DIRECTIONS FOR THIS TASK
Copy down the listing below exactly. Do not include pictures.

SUPPLIED MATERIAL
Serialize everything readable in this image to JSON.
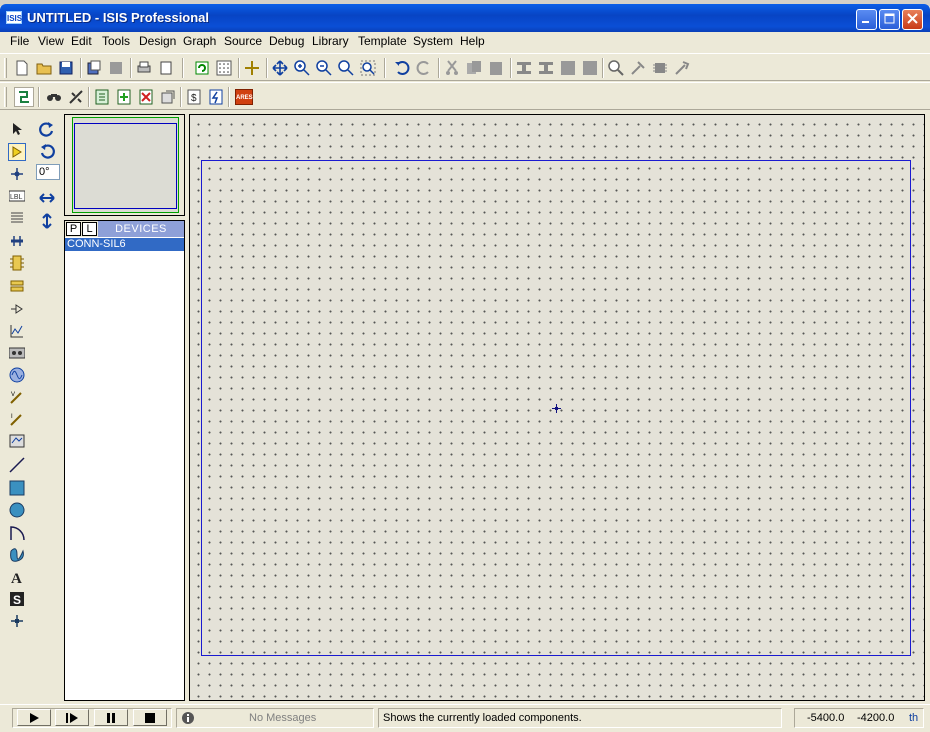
{
  "window": {
    "title": "UNTITLED - ISIS Professional",
    "app_icon_text": "ISIS",
    "buttons": {
      "minimize": "minimize-icon",
      "maximize": "maximize-icon",
      "close": "close-icon"
    }
  },
  "menu": {
    "items": [
      {
        "label": "File"
      },
      {
        "label": "View"
      },
      {
        "label": "Edit"
      },
      {
        "label": "Tools"
      },
      {
        "label": "Design"
      },
      {
        "label": "Graph"
      },
      {
        "label": "Source"
      },
      {
        "label": "Debug"
      },
      {
        "label": "Library"
      },
      {
        "label": "Template"
      },
      {
        "label": "System"
      },
      {
        "label": "Help"
      }
    ]
  },
  "toolbar1": {
    "icons": [
      "new-file-icon",
      "open-folder-icon",
      "save-icon",
      "import-section-icon",
      "export-section-icon",
      "print-icon",
      "set-area-icon",
      "refresh-icon",
      "grid-icon",
      "false-origin-icon",
      "pan-icon",
      "zoom-in-icon",
      "zoom-out-icon",
      "zoom-all-icon",
      "zoom-area-icon",
      "undo-icon",
      "redo-icon",
      "cut-icon",
      "copy-icon",
      "paste-icon",
      "block-copy-icon",
      "block-move-icon",
      "block-rotate-icon",
      "block-delete-icon",
      "pick-device-icon",
      "make-device-icon",
      "packaging-tool-icon",
      "decompose-icon"
    ]
  },
  "toolbar2": {
    "icons": [
      "wire-autorouter-icon",
      "search-tag-icon",
      "property-assignment-icon",
      "design-explorer-icon",
      "new-sheet-icon",
      "remove-sheet-icon",
      "goto-child-icon",
      "bill-of-materials-icon",
      "electrical-rule-check-icon"
    ],
    "ares_label": "ARES"
  },
  "mode_tools": [
    "selection-mode-icon",
    "component-mode-icon",
    "junction-dot-icon",
    "wire-label-icon",
    "text-script-icon",
    "buses-icon",
    "subcircuit-icon",
    "terminals-icon",
    "device-pins-icon",
    "graph-mode-icon",
    "tape-recorder-icon",
    "generator-icon",
    "voltage-probe-icon",
    "current-probe-icon",
    "virtual-instruments-icon",
    "line-icon",
    "box-icon",
    "circle-icon",
    "arc-icon",
    "closed-path-icon",
    "text-icon",
    "symbol-icon",
    "marker-icon"
  ],
  "rotation": {
    "rotate_cw": "rotate-clockwise-icon",
    "rotate_ccw": "rotate-anticlockwise-icon",
    "angle": "0°",
    "mirror_x": "mirror-horizontal-icon",
    "mirror_y": "mirror-vertical-icon"
  },
  "devices": {
    "pick_button": "P",
    "library_button": "L",
    "header": "DEVICES",
    "items": [
      {
        "name": "CONN-SIL6",
        "selected": true
      }
    ]
  },
  "status": {
    "messages": "No Messages",
    "hint": "Shows the currently loaded components.",
    "coord_x": "-5400.0",
    "coord_y": "-4200.0",
    "units": "th"
  },
  "colors": {
    "sheet_border": "#1a1ad0",
    "selection": "#316ac5",
    "devices_header": "#8ea0d8",
    "title_bar": "#0a4fd6"
  }
}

PROBLEM SOLUTION
Serialize everything readable in this image to JSON.
{
  "window": {
    "title": "UNTITLED - ISIS Professional",
    "app_icon_text": "ISIS",
    "buttons": {
      "minimize": "minimize-icon",
      "maximize": "maximize-icon",
      "close": "close-icon"
    }
  },
  "menu": {
    "items": [
      {
        "label": "File"
      },
      {
        "label": "View"
      },
      {
        "label": "Edit"
      },
      {
        "label": "Tools"
      },
      {
        "label": "Design"
      },
      {
        "label": "Graph"
      },
      {
        "label": "Source"
      },
      {
        "label": "Debug"
      },
      {
        "label": "Library"
      },
      {
        "label": "Template"
      },
      {
        "label": "System"
      },
      {
        "label": "Help"
      }
    ]
  },
  "toolbar1": {
    "icons": [
      "new-file-icon",
      "open-folder-icon",
      "save-icon",
      "import-section-icon",
      "export-section-icon",
      "print-icon",
      "set-area-icon",
      "refresh-icon",
      "grid-icon",
      "false-origin-icon",
      "pan-icon",
      "zoom-in-icon",
      "zoom-out-icon",
      "zoom-all-icon",
      "zoom-area-icon",
      "undo-icon",
      "redo-icon",
      "cut-icon",
      "copy-icon",
      "paste-icon",
      "block-copy-icon",
      "block-move-icon",
      "block-rotate-icon",
      "block-delete-icon",
      "pick-device-icon",
      "make-device-icon",
      "packaging-tool-icon",
      "decompose-icon"
    ]
  },
  "toolbar2": {
    "icons": [
      "wire-autorouter-icon",
      "search-tag-icon",
      "property-assignment-icon",
      "design-explorer-icon",
      "new-sheet-icon",
      "remove-sheet-icon",
      "goto-child-icon",
      "bill-of-materials-icon",
      "electrical-rule-check-icon"
    ],
    "ares_label": "ARES"
  },
  "mode_tools": [
    "selection-mode-icon",
    "component-mode-icon",
    "junction-dot-icon",
    "wire-label-icon",
    "text-script-icon",
    "buses-icon",
    "subcircuit-icon",
    "terminals-icon",
    "device-pins-icon",
    "graph-mode-icon",
    "tape-recorder-icon",
    "generator-icon",
    "voltage-probe-icon",
    "current-probe-icon",
    "virtual-instruments-icon",
    "line-icon",
    "box-icon",
    "circle-icon",
    "arc-icon",
    "closed-path-icon",
    "text-icon",
    "symbol-icon",
    "marker-icon"
  ],
  "rotation": {
    "rotate_cw": "rotate-clockwise-icon",
    "rotate_ccw": "rotate-anticlockwise-icon",
    "angle": "0°",
    "mirror_x": "mirror-horizontal-icon",
    "mirror_y": "mirror-vertical-icon"
  },
  "devices": {
    "pick_button": "P",
    "library_button": "L",
    "header": "DEVICES",
    "items": [
      {
        "name": "CONN-SIL6",
        "selected": true
      }
    ]
  },
  "status": {
    "messages": "No Messages",
    "hint": "Shows the currently loaded components.",
    "coord_x": "-5400.0",
    "coord_y": "-4200.0",
    "units": "th"
  },
  "colors": {
    "sheet_border": "#1a1ad0",
    "selection": "#316ac5",
    "devices_header": "#8ea0d8",
    "title_bar": "#0a4fd6"
  }
}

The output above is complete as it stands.